## INPUT MATERIAL
=====

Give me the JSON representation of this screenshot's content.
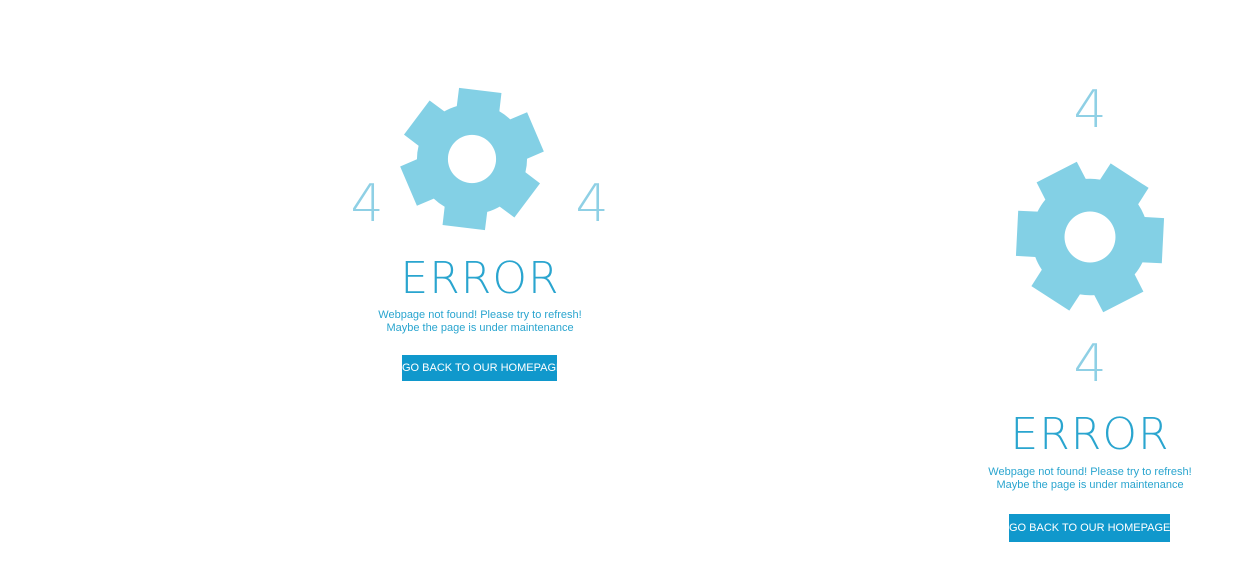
{
  "colors": {
    "gear": "#83d0e5",
    "digit": "#8fd0e5",
    "title": "#2aa5cf",
    "button_bg": "#1098cc",
    "button_text": "#ffffff"
  },
  "panels": [
    {
      "digit_left": "4",
      "digit_right": "4",
      "icon": "gear-icon",
      "title": "ERROR",
      "message_line1": "Webpage not found! Please try to refresh!",
      "message_line2": "Maybe the page is under maintenance",
      "button_label": "GO BACK TO OUR HOMEPAGE"
    },
    {
      "digit_top": "4",
      "digit_bottom": "4",
      "icon": "gear-icon",
      "title": "ERROR",
      "message_line1": "Webpage not found! Please try to refresh!",
      "message_line2": "Maybe the page is under maintenance",
      "button_label": "GO BACK TO OUR HOMEPAGE"
    }
  ]
}
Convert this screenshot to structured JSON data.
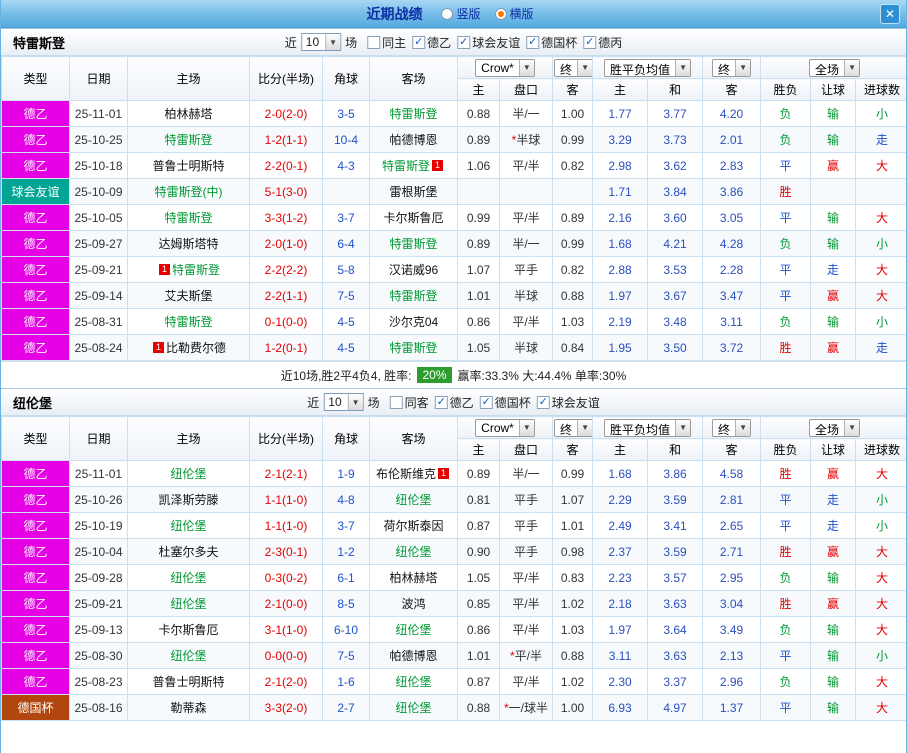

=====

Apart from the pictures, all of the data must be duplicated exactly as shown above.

Give me the JSON representation of this screenshot's content.
{
  "colors": {
    "gear": "#83d0e5",
    "digit": "#8fd0e5",
    "title": "#2aa5cf",
    "button_bg": "#1098cc",
    "button_text": "#ffffff"
  },
  "panels": [
    {
      "digit_left": "4",
      "digit_right": "4",
      "icon": "gear-icon",
      "title": "ERROR",
      "message_line1": "Webpage not found! Please try to refresh!",
      "message_line2": "Maybe the page is under maintenance",
      "button_label": "GO BACK TO OUR HOMEPAGE"
    },
    {
      "digit_top": "4",
      "digit_bottom": "4",
      "icon": "gear-icon",
      "title": "ERROR",
      "message_line1": "Webpage not found! Please try to refresh!",
      "message_line2": "Maybe the page is under maintenance",
      "button_label": "GO BACK TO OUR HOMEPAGE"
    }
  ]
}
Convert this screenshot to structured JSON data.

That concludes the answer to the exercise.